What Roger Ebert couldn’t say Wednesday night at the opening of his Overlooked Film Festival, his smile said for him.
A tracheostomy has left the 64-year-old film critic unable to speak. But at his first public appearance since cancer surgery last June, Ebert smiled widely as he walked through the Virginia Theatre, accepting handshakes, hugs and a couple of standing ovations from movie buffs and friends.
Last November, confined to a Chicago hospital bed, Ebert considered canceling the festival, said his wife, Chaz Hammelsmith Ebert.
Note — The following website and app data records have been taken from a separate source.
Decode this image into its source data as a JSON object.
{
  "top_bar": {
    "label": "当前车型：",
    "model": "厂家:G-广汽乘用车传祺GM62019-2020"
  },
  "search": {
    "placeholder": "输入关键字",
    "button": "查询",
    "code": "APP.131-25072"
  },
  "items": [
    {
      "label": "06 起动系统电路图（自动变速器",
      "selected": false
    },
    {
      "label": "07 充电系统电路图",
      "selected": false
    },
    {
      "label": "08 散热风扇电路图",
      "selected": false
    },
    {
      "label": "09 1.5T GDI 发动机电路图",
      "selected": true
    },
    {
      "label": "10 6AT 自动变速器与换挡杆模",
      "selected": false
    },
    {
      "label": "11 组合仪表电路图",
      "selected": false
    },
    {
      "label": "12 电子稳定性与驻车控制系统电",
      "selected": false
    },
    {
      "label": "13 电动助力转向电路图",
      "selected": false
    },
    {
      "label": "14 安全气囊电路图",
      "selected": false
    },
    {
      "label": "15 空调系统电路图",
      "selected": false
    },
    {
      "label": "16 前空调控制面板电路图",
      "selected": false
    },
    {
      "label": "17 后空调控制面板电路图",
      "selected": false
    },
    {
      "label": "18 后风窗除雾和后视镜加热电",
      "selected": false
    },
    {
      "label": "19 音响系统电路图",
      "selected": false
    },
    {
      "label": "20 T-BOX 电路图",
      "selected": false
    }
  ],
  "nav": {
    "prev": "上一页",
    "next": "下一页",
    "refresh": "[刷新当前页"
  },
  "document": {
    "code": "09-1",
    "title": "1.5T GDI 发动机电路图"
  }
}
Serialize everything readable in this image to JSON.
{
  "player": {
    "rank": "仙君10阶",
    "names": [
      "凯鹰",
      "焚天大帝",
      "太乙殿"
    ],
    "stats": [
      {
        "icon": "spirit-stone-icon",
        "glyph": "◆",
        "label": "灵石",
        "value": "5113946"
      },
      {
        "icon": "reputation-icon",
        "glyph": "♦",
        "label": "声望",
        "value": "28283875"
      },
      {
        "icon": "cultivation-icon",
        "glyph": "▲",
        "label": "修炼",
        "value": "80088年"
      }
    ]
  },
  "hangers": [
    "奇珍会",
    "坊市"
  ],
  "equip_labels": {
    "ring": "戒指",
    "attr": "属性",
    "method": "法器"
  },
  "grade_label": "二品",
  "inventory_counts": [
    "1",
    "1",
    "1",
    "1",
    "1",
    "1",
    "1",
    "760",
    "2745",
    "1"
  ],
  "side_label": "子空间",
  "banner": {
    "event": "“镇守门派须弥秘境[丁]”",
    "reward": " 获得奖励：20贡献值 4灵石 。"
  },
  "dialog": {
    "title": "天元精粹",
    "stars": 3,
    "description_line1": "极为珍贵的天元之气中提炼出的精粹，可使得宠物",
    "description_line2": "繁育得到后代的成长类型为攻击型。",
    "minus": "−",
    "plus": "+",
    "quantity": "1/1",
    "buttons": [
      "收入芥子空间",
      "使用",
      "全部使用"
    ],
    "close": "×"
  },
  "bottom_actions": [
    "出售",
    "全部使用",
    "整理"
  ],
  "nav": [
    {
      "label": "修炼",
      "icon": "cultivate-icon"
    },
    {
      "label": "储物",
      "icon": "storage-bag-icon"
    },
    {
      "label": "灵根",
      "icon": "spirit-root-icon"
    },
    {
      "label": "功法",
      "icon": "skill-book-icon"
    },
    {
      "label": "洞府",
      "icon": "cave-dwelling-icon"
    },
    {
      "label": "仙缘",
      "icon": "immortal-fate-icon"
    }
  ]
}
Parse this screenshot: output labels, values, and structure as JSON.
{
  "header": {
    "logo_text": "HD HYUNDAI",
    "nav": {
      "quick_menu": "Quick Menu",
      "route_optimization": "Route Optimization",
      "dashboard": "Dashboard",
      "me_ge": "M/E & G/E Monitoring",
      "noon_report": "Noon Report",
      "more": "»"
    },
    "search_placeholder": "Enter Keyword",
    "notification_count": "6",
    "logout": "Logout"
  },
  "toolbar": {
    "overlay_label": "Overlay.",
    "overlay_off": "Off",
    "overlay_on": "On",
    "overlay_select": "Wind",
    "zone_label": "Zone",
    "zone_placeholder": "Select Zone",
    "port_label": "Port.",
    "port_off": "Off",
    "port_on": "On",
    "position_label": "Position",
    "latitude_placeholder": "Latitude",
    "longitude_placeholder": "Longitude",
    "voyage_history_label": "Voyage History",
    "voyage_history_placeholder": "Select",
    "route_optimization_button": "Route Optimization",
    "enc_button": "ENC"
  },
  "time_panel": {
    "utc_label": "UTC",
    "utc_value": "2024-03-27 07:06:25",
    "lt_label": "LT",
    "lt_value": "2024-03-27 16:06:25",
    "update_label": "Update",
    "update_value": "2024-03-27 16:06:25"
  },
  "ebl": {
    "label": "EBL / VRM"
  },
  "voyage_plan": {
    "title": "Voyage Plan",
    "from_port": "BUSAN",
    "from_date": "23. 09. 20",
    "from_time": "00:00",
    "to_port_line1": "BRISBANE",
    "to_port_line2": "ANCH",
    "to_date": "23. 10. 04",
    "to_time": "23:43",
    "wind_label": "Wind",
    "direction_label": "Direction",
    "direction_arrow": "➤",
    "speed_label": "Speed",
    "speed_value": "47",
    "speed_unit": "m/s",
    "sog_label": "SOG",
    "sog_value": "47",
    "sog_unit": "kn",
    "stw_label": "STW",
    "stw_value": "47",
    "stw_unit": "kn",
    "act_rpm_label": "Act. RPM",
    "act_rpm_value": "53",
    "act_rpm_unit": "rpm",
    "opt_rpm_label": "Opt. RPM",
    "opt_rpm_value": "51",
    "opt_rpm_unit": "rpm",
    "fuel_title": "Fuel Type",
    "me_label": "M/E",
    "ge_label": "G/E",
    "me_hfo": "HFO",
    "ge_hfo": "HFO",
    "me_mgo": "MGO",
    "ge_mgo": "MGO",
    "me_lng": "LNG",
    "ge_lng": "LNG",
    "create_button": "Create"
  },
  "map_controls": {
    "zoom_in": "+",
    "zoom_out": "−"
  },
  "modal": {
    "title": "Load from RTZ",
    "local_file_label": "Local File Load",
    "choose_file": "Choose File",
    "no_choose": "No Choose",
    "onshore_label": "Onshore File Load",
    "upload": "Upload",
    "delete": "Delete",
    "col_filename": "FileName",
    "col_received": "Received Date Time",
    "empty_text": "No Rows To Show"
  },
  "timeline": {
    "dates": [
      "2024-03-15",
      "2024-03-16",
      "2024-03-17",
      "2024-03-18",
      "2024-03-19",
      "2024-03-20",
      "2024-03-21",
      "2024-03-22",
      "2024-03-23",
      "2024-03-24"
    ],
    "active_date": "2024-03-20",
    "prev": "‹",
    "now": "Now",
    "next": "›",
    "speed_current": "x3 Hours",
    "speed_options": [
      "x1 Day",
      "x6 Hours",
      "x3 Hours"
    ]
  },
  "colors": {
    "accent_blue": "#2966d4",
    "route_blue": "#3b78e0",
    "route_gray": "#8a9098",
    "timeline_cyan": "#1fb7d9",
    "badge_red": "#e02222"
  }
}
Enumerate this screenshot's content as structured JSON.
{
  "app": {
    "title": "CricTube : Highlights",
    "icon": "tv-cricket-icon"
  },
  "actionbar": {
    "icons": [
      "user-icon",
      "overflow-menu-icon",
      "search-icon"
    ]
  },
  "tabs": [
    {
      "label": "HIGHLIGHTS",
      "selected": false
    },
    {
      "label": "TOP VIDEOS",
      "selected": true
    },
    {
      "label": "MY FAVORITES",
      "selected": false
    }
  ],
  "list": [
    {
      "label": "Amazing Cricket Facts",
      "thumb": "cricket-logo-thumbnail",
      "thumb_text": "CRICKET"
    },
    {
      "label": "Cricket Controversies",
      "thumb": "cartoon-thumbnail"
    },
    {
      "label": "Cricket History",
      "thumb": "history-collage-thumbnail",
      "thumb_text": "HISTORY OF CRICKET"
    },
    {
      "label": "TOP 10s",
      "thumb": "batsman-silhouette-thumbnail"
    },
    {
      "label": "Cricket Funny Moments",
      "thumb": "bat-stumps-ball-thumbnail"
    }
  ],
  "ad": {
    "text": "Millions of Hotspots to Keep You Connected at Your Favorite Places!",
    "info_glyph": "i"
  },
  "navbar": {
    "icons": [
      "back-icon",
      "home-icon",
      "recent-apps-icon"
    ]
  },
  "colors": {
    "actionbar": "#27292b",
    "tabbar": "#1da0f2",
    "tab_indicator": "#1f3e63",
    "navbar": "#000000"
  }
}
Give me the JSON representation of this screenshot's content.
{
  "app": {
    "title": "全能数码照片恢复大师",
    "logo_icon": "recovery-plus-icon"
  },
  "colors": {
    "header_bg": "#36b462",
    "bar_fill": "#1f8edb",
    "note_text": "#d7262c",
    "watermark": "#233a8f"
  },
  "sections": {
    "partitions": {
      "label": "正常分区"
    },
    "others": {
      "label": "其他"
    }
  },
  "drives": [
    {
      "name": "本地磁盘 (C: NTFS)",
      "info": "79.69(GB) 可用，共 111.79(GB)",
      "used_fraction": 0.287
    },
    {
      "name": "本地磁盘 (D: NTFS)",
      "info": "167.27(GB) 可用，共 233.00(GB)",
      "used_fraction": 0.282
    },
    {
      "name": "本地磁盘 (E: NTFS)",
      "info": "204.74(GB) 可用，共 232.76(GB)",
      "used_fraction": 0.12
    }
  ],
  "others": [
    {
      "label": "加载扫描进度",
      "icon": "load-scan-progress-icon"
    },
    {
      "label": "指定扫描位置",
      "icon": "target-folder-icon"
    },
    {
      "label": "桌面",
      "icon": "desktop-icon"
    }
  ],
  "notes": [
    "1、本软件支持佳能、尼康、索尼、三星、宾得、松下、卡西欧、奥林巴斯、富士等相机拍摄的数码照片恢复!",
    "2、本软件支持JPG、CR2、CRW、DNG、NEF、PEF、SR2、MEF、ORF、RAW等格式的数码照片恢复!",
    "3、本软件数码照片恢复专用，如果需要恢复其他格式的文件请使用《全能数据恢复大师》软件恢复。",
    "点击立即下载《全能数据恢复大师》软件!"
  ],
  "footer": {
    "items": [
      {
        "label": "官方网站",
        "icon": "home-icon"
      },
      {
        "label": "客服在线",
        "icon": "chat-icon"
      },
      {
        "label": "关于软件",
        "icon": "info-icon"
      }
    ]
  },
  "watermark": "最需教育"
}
But festival officials told them passes already had been sold, and he committed to coming to the festival in Champaign and nearby Urbana, his hometown.
“You know, I think it did him a world of good,” she said in an interview backstage. “It helped to energize him.”
Ebert, considered the dean of American film critics, has been largely out of action since last summer. He has written occasional reviews but hasn’t appeared on the “Ebert & Roeper” TV show.
Friends, including Jim Emerson of Seattle, say they’ve missed his voice and work. Emerson has worked with Ebert in various capacities since 1994 and now edits his Web site.
“When you work with somebody every day and you’re e-mailing back and forth every day, and all the sudden it just stops, it’s like there’s this huge, yawning gap in your life,” Emerson said.
‘This is how it looks’Ebert on Wednesday showed some physical effects of his first surgery, in which doctors removed a cancerous growth from his salivary gland and right jaw, taking part of the jaw in the process. Two weeks later, a blood vessel burst near the site of the operation, forcing emergency surgery.
Ebert walked slowly through the 86-year-old movie house, where he said through his wife that he had watched “Gone with the Wind” and his father saw Marx Brothers films.
In an e-mailed note to reporters and a column in the Chicago Sun-Times earlier this week, Ebert spoke frankly about his appearance, saying he had been warned by friends that showing up would invite both unflattering photos and unkind coverage.
“So what?” Ebert wrote. “I have been very sick, am getting better and this is how it looks.”
He wrote that he now awaits another operation that he hopes will restore his speech.
Ebert has been a film critic at the Chicago Sun-Times since 1967. He won the Pulitzer Prize for criticism in 1975, the same year he teamed up with Gene Siskel of the rival Chicago Tribune to launch their movie-review show. Siskel died in 1999.
Ebert has co-hosted the show with fellow Sun-Times columnist Richard Roeper since 2000. Film critics and filmmakers have been subbing for Ebert during his recovery.
Festival organizers set up a recliner at the back of the theater for Ebert. He wrote in his column that he needed it for back pain but said through his wife Wednesday it served another purpose.
She read from a statement, to laughter and applause: “I will fulfill a lifelong dream to have my own La-Z-Boy chair in a movie theater.”